We were lucky enough to sit down with Reeja Jayan, a doctoral student in Materials Science and Engineering, and talk with her about her solar energy research. With climate change becoming increasingly evident and oil prices on the rise, researching clean energy resources is now more important that ever. Read on to learn more about Reeja and how she’s making a difference….
The amount of solar energy that the Earth receives in one hour is more than the energy demand for the entire world for an entire year.
Kind of incredible, isn’t it?
For Reeja Jayan, learning this one fact changed the course of her life entirely.
“It was one of those moments where I thought, ‘why aren’t we using this?’” says Jayan, who was an Electrical Engineering master’s student at the time. “It made me start thinking that I should work in this area.”
Jayan, a native of India, had initially intended on completing her master’s degree at the University of Texas and returning to her former job working with communication satellites in India. With a newfound interest in solar energy, however, she began to contemplate remaining in the U.S. to earn a Ph.D.
Jayan promptly began looking into UT professors researching solar energy, and soon found Dr. Arumugam Manthiram. Manthiram, whose primary research is in batteries and fuel cells, encouraged Jayan to “become a materials scientist” when he learned of her master’s research on nano-structured materials for light-emitting diodes, or LEDs.
“Dr. Manthiram’s new challenge was solar cells,” says Jayan. “He said ‘I have the funds. I need you to set up the lab.’”

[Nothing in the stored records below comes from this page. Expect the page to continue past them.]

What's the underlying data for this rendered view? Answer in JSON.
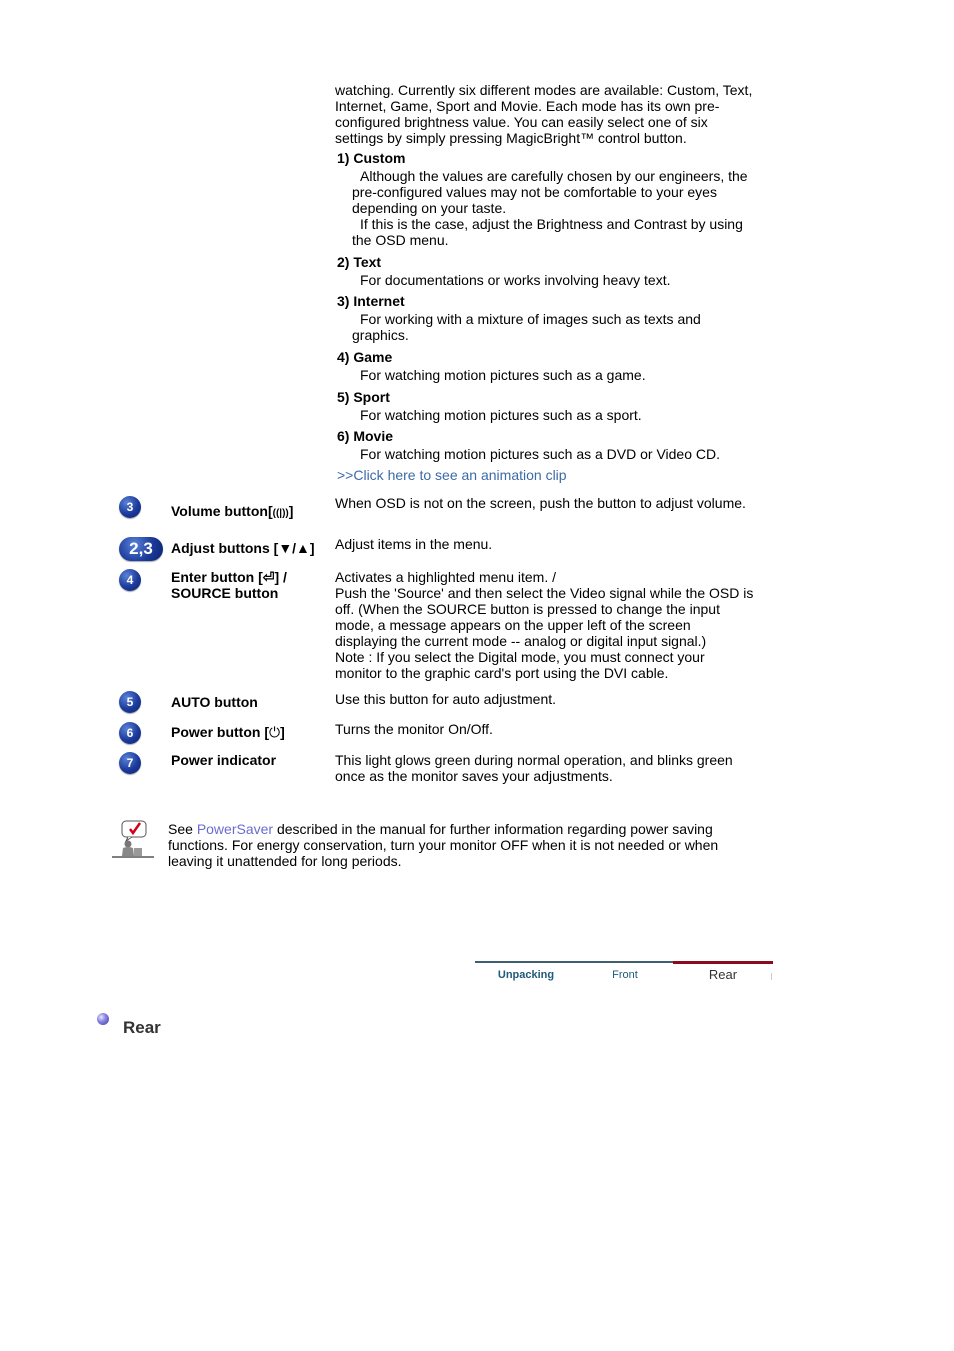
{
  "intro": "watching. Currently six different modes are available: Custom, Text, Internet, Game, Sport and Movie. Each mode has its own pre-configured brightness value. You can easily select one of six settings by simply pressing MagicBright™ control button.",
  "modes": [
    {
      "title": "1) Custom",
      "desc1": "Although the values are carefully chosen by our engineers, the pre-configured values may not be comfortable to your eyes depending on your taste.",
      "desc2": "If this is the case, adjust the Brightness and Contrast by using the OSD menu."
    },
    {
      "title": "2) Text",
      "desc1": "For documentations or works involving heavy text."
    },
    {
      "title": "3) Internet",
      "desc1": "For working with a mixture of images such as texts and graphics."
    },
    {
      "title": "4) Game",
      "desc1": "For watching motion pictures such as a game."
    },
    {
      "title": "5) Sport",
      "desc1": "For watching motion pictures such as a sport."
    },
    {
      "title": "6) Movie",
      "desc1": "For watching motion pictures such as a DVD or Video CD."
    }
  ],
  "animation_link": ">>Click here to see an animation clip",
  "buttons": [
    {
      "badge": "3",
      "label": "Volume button[🔈]",
      "label_text": "Volume button[",
      "label_icon": "((|))",
      "label_end": "]",
      "desc": "When OSD is not on the screen, push the button to adjust volume."
    },
    {
      "badge": "2,3",
      "label_text": "Adjust buttons [",
      "label_icon": "▼/▲",
      "label_end": "]",
      "desc": "Adjust items in the menu."
    },
    {
      "badge": "4",
      "label_text": "Enter button [",
      "label_icon": "⏎",
      "label_end": "] /",
      "label_line2": "SOURCE button",
      "desc": "Activates a highlighted menu item. /",
      "desc2": "Push the 'Source' and then select the Video signal while the OSD is off. (When the SOURCE button is pressed to change the input mode, a message appears on the upper left of the screen displaying the current mode -- analog or digital input signal.)",
      "desc3": "Note : If you select the Digital mode, you must connect your monitor to the graphic card's port using the DVI cable."
    },
    {
      "badge": "5",
      "label_text": "AUTO button",
      "desc": "Use this button for auto adjustment."
    },
    {
      "badge": "6",
      "label_text": "Power button [",
      "label_icon": "⏻",
      "label_end": "]",
      "desc": "Turns the monitor On/Off."
    },
    {
      "badge": "7",
      "label_text": "Power indicator",
      "desc": "This light glows green during normal operation, and blinks green once as the monitor saves your adjustments."
    }
  ],
  "note": {
    "icon": "note-check-icon",
    "prefix": "See ",
    "link": "PowerSaver",
    "suffix": " described in the manual for further information regarding power saving functions. For energy conservation, turn your monitor OFF when it is not needed or when leaving it unattended for long periods."
  },
  "tabs": [
    {
      "label": "Unpacking",
      "active": false
    },
    {
      "label": "Front",
      "active": false
    },
    {
      "label": "Rear",
      "active": true
    }
  ],
  "colors": {
    "link": "#3c6aa8",
    "powersaver_link": "#6b6bcf",
    "tab_inactive_line": "#3f5f6e",
    "tab_active_line": "#8b0a1e",
    "tab_text": "#1f5a7a",
    "badge": "#1b3a9a"
  },
  "section_heading": "Rear"
}
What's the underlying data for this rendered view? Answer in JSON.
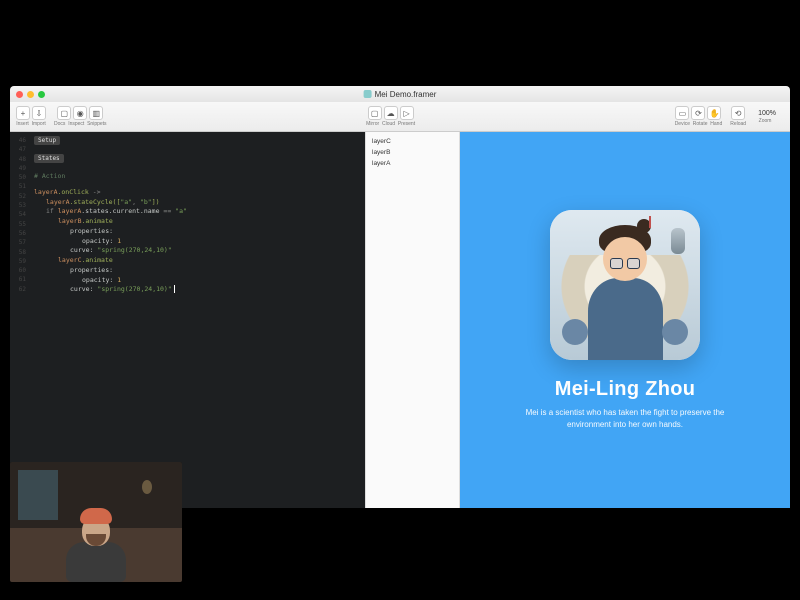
{
  "window": {
    "title": "Mei Demo.framer"
  },
  "toolbar": {
    "left": {
      "insert": "Insert",
      "import": "Import",
      "docs": "Docs",
      "inspect": "Inspect",
      "snippets": "Snippets"
    },
    "center": {
      "mirror": "Mirror",
      "cloud": "Cloud",
      "present": "Present"
    },
    "right": {
      "device": "Device",
      "rotate": "Rotate",
      "hand": "Hand",
      "reload": "Reload",
      "zoomLabel": "Zoom",
      "zoom": "100%"
    }
  },
  "editor": {
    "fold_setup": "Setup",
    "fold_states": "States",
    "section_comment": "# Action",
    "lines": {
      "l1a": "layerA",
      "l1b": ".onClick",
      "l1c": " ->",
      "l2a": "layerA",
      "l2b": ".stateCycle([",
      "l2s1": "\"a\"",
      "l2p": ", ",
      "l2s2": "\"b\"",
      "l2e": "])",
      "l3a": "if ",
      "l3b": "layerA",
      "l3c": ".states.current.name ",
      "l3d": "== ",
      "l3e": "\"a\"",
      "l4a": "layerB",
      "l4b": ".animate",
      "l5": "properties:",
      "l6a": "opacity: ",
      "l6b": "1",
      "l7a": "curve: ",
      "l7b": "\"spring(270,24,10)\"",
      "l8a": "layerC",
      "l8b": ".animate",
      "l9": "properties:",
      "l10a": "opacity: ",
      "l10b": "1",
      "l11a": "curve: ",
      "l11b": "\"spring(270,24,10)\""
    },
    "line_numbers": [
      "46",
      "47",
      "48",
      "49",
      "50",
      "51",
      "52",
      "53",
      "54",
      "55",
      "56",
      "57",
      "58",
      "59",
      "60",
      "61",
      "62"
    ]
  },
  "layers": {
    "items": [
      "layerC",
      "layerB",
      "layerA"
    ]
  },
  "preview": {
    "title": "Mei-Ling Zhou",
    "subtitle": "Mei is a scientist who has taken the fight to preserve the environment into her own hands."
  }
}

Jayan dove right into her new role as a doctoral student in Materials Science and Engineering. She recalls how the space where Manthiram wanted her to set up the solar lab was in complete disarray, piled high with things “waiting to be thrown out.” Jayan was tasked with spending her summer sifting through all of the clutter, buying materials and negotiating space in which experiments could be run. When some of the equipment she wanted was too costly, Jayan figured out an innovative way to work around a lack of resources: she, along with a few of her fellow Materials Science students and staff, completely rebuilt a piece of broken equipment that had been left in the lab since the 1960s.
“We had to go to hardware stores all over town to find little parts to fix it,” she says. “But with help, we got it up and running within three months…it would have cost $50,000 if we had to buy it new!”
It’s this kind of innovative thinking that makes Jayan, who recently received a doctoral fellowship from the Austin Branch of the American Association of University Women, a perfect candidate to help solve the energy crisis that our nation—and our world—faces.
Jayan’s dissertation focuses on growing nano-structures of titanium dioxide, an inexpensive material that is already being used in products like sunscreen and food coloring. In the lab she worked so hard to set up, Jayan is combining these nano-structures with a sunlight-absorbing polymer and coating the mixture onto a smooth surface. The result? A highly cost-effective hybrid solar cell.
“One of the big problems with solar energy is that it’s expensive,” says Jayan. “That’s why we don’t have it on all of our roofs yet…but we are doing something different.”
Although this new solar technology hasn’t yet been perfected, it is Jayan’s hope that it will become widely used in the future.
When asked what she envisions for our planet’s future when it comes to energy resources, Jayan is quick to point out that there are numerous clean energy technologies on the horizon.
“Working in a particular technology, I can be biased. Solar definitely is the most abundant clean energy resource we have, but whether or not it will be the solution, I can’t say,” she says. “I realize that it has to be a combination and integration of technologies; for example, I’m also working on the batteries needed to store the energy generated by our hybrid solar cells.”
Jayan says that no matter what the solution, it is vital that one is found.
“It’s not just the fossil fuels running out, but it’s what we are going to the environment,” says Jayan. “My parents called me up from India and asked, ‘When is this solar energy thing happening?’, because of the extreme heat there.”
“Climate change is happening,” she says. “Some really experienced people I’ve talked to say (the solution) will be a combination of clean energy technologies and people willing to adopt these and do so sustainably.”
“It’s probably not one ‘eureka’ moment, but a lot of these tiny, sustainable steps.”
By Lauren Edwards